about Mother and Father. Their spirits were long gone now, lost to the Seven as
surely as if they’d been taken by An. There were too many men to free all the
women, too many for one lone woman to counter, but she could at least try to
free her sisters.

She released her
hand and ignored the throb of teeth marks imprinted into the skin. Her spear.
She’d need that if the men had left a guard. She grasped it firmly and inched
across the ground toward Mother and Father’s shelter.

A sliver of
light peeked out from under the edge of the opening flap, barely enough to see
by. Kiya shifted onto her haunches beside the flap and lifted it aside a scant
hand’s breadth. A fire crackled in the center, its edges delineated by stacked
stones. Her sisters huddled together on the far side, their eyes wide. Kiya
squinted and eased upright slightly. Their hands were in front of them, maybe
bound, maybe not.

A solitary man
passed between them and the fire. Thin, white scars marred his sun-darkened
skin, formed under the claws of the animals the People hunted, and under the
hands of their enemies. Kiya dropped the flap and put her back to the shelter. Young
Mol’k, one the fiercest warriors among the People. He was brutal and hard, and
so skilled, none could take him, not even the great beasts. She pressed
trembling fingers over her mouth and breathed a prayer to the Lady. She’d never
been to battle before, never faced man or beast except in practice, but her
sisters were in there, relegated to a fate as harsh as death. How could she
leave them?

Kiya inhaled
through her nose and exhaled through her mouth, again and again in slow draws,
willing her heart to calm and her mind to clear. Mol’k had her sisters. They
needed to be freed. Kiya was the only one left to help them. Whatever she must
do, so it must be.

She stood slowly
and gripped her spear, then slid into the shelter. In a single glance, she took
in her sisters’ frightened faces, their hands and feet bound in front of them,
and the man standing between her and them.

Mol’k turned,
facing her. His lower body was clad in leather breeches, his feet were bare
under the hem, and the muscles of his upper body rippled as he moved. “We’ve
been looking for you, Kiya.”

“I was on
watch.” She rolled her shoulders. “Why are my sisters bound?”

His eyes
glittered in the firelight. A small smile twisted his lips. “I think you know
why.”
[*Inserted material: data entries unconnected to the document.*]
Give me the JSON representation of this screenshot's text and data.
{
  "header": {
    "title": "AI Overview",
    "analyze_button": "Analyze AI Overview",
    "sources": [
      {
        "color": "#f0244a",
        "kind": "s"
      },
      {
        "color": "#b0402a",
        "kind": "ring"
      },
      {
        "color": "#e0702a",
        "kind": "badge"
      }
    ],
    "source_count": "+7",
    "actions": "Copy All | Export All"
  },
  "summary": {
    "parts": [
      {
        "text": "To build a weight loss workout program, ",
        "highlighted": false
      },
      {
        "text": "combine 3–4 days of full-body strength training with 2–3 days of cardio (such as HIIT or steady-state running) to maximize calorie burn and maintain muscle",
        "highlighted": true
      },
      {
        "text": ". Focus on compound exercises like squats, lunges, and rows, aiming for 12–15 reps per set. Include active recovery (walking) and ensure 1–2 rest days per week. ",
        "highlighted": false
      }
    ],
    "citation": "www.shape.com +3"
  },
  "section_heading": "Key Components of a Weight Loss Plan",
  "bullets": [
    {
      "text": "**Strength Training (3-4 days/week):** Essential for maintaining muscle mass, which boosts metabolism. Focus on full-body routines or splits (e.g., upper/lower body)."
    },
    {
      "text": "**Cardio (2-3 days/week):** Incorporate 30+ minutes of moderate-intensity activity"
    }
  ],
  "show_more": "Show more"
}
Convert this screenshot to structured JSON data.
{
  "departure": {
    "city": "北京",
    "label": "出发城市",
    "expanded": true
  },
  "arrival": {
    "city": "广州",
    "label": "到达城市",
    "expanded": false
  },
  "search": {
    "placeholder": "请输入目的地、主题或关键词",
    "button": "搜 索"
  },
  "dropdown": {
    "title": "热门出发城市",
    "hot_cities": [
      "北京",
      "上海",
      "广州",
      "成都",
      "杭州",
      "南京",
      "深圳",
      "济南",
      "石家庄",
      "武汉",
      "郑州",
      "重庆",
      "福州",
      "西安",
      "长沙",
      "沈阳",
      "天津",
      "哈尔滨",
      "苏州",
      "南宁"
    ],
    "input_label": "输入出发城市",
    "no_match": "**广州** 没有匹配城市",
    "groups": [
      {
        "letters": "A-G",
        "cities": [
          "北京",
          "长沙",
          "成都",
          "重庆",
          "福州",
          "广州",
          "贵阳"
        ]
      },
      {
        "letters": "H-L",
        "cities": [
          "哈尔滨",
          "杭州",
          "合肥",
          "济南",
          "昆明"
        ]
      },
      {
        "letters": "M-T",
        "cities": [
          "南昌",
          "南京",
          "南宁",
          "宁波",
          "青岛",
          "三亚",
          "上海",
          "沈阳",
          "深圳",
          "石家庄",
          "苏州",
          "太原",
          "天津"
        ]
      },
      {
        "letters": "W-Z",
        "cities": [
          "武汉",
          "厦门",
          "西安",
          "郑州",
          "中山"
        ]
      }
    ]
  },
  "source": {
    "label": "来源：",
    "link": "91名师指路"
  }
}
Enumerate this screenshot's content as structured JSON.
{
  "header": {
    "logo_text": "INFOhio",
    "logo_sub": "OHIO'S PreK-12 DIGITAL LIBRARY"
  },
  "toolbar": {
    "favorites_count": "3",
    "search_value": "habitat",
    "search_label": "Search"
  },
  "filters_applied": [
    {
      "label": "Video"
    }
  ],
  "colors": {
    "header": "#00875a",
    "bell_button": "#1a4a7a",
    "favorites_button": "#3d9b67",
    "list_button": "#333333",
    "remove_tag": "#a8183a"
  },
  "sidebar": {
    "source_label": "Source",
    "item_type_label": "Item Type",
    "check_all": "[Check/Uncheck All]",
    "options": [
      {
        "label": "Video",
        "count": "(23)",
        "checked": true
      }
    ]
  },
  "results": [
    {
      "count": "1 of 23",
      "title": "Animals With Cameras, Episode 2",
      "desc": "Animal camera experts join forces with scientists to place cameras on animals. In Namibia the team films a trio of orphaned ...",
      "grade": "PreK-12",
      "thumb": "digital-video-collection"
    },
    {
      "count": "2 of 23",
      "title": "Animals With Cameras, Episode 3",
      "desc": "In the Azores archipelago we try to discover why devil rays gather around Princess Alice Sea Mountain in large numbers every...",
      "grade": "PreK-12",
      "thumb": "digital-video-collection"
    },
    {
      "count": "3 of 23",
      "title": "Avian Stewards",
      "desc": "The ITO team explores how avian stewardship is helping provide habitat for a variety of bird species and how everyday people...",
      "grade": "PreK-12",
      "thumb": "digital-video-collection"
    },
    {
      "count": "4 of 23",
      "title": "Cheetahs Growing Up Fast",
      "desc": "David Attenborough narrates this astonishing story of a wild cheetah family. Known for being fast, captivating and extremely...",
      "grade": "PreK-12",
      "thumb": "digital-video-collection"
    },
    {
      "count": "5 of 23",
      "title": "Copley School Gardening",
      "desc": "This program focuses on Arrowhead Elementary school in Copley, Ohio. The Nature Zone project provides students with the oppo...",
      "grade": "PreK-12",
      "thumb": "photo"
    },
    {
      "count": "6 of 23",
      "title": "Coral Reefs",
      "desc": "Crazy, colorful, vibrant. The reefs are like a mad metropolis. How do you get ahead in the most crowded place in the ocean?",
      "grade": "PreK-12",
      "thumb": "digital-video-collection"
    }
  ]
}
“Maybe.”

“You should join
them.”

Kiya bared her
teeth. “I think not.”

He laughed and
edged around the fire toward her, hands held out to his sides. “I always liked
your spirit. Come quietly, little one, and I’ll make sure your sisters go to
good men.”

“Will you?” she
murmured. “And what of me?”

His smile
widened. “I’ve already claimed you.”

“Have you?”

“No one will
challenge me. Who would dare?” He inched his way forward, drawing ever closer,
and Kiya’s hand tightened around the shaft of the spear. He wiggled his
fingers. “Give me the spear, little one. Think of your sisters. Think of the
life you could have with me. I’ll protect you and the children we make, this I
swear.”

Behind him,
Lilleni shook her head slowly, barely moving it from side to side.

Kiya focused on Mol’k,
on his size and strength, on his unwavering smile. She lowered the spear and
loosened her grip. “You’re a good man, Mol’k.”

“Kiya, no!” Eleni
cried, and Bagda rammed her shoulder into her sister’s arm.

“Father
respected you,” Kiya continued, and gathered her courage for what must be done.
“If I give myself to you, can you guarantee my sisters’ safety?”

Ganenda lowered
her head, hiding the tears streaming down her face, her shoulders heaving in
silent sobs. Kiya’s sisters leaned their heads together, Bagda with her dark,
steady eyes on Kiya. She lifted her hand, flashing a stone-bladed knife, and
Kiya jerked her attention to Mol’k.

“I’ll do
everything I can.” He stepped forward, closing the distance between them, and
held a hand out. “Give me the spear, Kiya. Let me help you.”

“I’ll give you
the spear in exchange for a kiss. I’ve never…” She cleared her throat and shoved
down the nerves biting her insides. “I’ve never lain with a man.”

Other books

Good Hope Road: A Novel by Sarita Mandanna
Santa Fe Edge by Stuart Woods
On Fire by Tory Richards
Hotel by Arthur Hailey
Small Plates by Katherine Hall Page
Lead Me On by Victoria Dahl
Karna's Wife by Kane, Kavita